The count of lines below that include the string "glyph" is the whole answer.

= = =

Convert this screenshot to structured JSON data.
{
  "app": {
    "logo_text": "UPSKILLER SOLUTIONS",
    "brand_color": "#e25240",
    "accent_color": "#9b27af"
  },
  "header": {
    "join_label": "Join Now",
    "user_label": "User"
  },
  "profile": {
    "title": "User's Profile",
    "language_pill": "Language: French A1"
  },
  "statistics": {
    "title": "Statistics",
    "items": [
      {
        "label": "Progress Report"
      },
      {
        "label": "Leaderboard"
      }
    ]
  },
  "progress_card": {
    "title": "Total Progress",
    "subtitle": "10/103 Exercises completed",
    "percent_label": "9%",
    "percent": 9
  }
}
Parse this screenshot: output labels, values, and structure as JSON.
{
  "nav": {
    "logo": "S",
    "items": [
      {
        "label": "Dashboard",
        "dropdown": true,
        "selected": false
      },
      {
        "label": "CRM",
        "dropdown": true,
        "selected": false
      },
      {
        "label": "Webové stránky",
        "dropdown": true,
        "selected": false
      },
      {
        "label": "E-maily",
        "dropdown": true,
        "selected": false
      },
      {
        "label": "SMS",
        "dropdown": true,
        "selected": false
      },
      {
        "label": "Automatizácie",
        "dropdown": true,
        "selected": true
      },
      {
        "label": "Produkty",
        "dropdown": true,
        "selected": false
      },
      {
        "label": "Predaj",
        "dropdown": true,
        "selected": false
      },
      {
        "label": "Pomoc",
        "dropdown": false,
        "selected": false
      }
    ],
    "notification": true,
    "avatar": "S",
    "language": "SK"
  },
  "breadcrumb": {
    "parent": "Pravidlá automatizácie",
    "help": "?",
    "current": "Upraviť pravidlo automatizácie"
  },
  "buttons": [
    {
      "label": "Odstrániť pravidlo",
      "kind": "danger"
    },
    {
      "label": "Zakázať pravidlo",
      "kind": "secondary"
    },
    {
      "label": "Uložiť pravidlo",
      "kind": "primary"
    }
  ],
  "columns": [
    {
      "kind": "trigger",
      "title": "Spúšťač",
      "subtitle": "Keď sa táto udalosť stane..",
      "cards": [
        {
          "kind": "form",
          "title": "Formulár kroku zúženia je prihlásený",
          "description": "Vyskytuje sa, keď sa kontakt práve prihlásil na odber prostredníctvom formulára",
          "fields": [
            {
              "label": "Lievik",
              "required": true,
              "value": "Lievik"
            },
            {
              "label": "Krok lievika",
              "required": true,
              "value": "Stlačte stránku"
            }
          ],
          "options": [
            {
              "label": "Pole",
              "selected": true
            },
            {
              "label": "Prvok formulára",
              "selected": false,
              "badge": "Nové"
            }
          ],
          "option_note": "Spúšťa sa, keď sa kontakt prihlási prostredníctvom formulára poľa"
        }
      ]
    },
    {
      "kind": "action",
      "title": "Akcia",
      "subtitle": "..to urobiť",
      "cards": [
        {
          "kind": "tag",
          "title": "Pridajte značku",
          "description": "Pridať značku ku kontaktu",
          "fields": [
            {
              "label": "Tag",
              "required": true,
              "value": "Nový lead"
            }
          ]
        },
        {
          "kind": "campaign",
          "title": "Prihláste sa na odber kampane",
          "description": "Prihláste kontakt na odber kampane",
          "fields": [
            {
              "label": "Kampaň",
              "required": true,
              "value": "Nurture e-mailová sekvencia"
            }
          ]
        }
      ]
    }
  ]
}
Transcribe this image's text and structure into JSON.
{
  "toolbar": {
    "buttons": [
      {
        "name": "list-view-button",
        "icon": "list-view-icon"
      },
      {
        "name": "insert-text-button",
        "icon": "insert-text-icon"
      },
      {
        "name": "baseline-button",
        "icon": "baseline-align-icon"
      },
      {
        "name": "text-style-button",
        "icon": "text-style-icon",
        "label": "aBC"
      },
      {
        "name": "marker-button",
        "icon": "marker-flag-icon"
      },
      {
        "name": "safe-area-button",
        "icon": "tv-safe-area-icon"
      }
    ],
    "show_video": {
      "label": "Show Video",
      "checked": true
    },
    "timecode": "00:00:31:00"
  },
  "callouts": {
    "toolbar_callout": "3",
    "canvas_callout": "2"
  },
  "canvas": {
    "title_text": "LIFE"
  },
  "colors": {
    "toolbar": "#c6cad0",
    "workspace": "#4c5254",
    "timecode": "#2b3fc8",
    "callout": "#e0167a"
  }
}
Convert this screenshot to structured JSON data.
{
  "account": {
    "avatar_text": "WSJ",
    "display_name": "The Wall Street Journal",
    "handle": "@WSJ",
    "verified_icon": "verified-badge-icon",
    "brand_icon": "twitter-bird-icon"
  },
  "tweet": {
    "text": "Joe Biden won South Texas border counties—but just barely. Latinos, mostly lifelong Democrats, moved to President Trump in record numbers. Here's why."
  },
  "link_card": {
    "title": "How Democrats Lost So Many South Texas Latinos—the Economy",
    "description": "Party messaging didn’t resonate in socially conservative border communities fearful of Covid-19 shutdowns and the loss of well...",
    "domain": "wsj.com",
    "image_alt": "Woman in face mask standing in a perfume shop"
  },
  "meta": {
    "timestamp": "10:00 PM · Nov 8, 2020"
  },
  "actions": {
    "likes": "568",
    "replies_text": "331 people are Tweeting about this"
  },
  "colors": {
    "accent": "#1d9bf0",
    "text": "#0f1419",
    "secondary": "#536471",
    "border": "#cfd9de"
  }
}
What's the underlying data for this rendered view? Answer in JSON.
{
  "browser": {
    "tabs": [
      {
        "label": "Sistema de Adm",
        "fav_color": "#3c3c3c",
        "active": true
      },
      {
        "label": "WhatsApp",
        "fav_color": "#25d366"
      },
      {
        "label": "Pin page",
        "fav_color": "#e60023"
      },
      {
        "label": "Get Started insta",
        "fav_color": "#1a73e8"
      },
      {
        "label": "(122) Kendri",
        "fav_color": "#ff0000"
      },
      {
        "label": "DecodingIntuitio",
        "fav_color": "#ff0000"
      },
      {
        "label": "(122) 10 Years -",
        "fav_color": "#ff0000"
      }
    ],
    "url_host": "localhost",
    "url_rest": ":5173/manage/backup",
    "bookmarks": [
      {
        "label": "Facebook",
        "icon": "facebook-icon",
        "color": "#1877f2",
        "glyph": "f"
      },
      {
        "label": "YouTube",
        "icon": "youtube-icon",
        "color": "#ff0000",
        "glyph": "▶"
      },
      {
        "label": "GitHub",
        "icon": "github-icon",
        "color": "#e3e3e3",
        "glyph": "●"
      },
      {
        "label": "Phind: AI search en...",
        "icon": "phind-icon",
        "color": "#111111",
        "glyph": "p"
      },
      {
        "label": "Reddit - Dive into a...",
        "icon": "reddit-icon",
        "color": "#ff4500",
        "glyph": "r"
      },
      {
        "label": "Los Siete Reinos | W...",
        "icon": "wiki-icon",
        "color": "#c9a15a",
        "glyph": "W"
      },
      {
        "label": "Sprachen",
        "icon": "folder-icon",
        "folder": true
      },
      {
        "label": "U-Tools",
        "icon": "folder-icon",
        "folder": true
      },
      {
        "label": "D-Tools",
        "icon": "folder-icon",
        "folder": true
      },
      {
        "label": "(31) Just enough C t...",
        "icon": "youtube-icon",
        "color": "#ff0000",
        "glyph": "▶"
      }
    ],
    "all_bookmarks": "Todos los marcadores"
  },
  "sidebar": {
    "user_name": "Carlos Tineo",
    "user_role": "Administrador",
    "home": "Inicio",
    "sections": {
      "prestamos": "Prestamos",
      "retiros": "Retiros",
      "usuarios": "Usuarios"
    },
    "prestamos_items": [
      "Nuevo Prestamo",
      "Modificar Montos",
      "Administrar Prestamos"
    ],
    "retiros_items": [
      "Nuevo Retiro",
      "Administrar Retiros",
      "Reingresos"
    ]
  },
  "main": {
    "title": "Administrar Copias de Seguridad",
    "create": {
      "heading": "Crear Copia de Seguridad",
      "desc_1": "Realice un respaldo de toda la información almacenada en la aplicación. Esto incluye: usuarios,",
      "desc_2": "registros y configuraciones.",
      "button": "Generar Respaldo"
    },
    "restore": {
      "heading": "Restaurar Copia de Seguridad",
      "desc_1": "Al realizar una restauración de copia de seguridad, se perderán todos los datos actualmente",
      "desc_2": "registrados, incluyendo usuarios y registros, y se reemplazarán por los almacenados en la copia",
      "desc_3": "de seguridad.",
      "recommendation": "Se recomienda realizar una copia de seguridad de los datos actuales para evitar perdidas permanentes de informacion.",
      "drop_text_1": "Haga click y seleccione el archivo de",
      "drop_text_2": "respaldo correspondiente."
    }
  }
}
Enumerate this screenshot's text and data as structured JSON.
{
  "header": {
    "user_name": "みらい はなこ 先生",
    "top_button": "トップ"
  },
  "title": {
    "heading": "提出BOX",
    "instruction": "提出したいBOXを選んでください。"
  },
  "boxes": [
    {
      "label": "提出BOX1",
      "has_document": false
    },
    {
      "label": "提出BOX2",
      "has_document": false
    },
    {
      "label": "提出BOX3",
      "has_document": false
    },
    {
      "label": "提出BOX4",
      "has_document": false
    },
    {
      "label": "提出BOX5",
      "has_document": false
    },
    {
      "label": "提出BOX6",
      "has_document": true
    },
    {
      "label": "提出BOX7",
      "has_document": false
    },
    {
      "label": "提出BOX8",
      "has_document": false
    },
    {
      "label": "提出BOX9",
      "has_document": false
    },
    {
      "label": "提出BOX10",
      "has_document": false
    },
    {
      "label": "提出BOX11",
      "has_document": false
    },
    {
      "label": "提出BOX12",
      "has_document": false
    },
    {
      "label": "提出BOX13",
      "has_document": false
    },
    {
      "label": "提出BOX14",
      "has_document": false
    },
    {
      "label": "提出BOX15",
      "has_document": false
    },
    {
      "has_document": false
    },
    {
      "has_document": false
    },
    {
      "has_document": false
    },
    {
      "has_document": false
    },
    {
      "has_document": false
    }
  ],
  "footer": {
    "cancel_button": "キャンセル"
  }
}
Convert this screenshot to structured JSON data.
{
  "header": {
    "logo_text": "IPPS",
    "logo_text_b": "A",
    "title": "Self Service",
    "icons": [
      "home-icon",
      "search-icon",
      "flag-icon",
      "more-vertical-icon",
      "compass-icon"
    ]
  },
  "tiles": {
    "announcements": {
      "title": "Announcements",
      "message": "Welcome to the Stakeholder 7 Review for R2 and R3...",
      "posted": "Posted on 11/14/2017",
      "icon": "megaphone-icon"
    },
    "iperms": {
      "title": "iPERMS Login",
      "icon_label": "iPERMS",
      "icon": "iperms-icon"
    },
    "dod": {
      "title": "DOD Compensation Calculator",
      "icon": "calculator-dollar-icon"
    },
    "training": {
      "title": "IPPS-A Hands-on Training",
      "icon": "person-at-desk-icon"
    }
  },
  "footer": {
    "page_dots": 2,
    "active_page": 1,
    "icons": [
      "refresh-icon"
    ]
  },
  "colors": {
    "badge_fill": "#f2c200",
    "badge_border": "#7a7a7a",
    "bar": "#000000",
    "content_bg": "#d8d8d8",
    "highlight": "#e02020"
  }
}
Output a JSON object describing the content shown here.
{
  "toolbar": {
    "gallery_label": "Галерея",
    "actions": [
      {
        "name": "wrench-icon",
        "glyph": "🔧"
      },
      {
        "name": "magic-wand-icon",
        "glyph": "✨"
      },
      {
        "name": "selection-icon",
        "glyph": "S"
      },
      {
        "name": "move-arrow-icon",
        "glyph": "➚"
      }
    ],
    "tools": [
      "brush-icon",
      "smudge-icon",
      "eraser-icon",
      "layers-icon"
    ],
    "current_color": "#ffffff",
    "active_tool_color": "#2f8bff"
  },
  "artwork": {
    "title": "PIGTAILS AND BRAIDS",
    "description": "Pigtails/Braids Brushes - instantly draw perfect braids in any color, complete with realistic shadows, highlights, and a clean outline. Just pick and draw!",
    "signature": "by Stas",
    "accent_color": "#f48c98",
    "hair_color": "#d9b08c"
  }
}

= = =

-- ANSWER SECTION --
11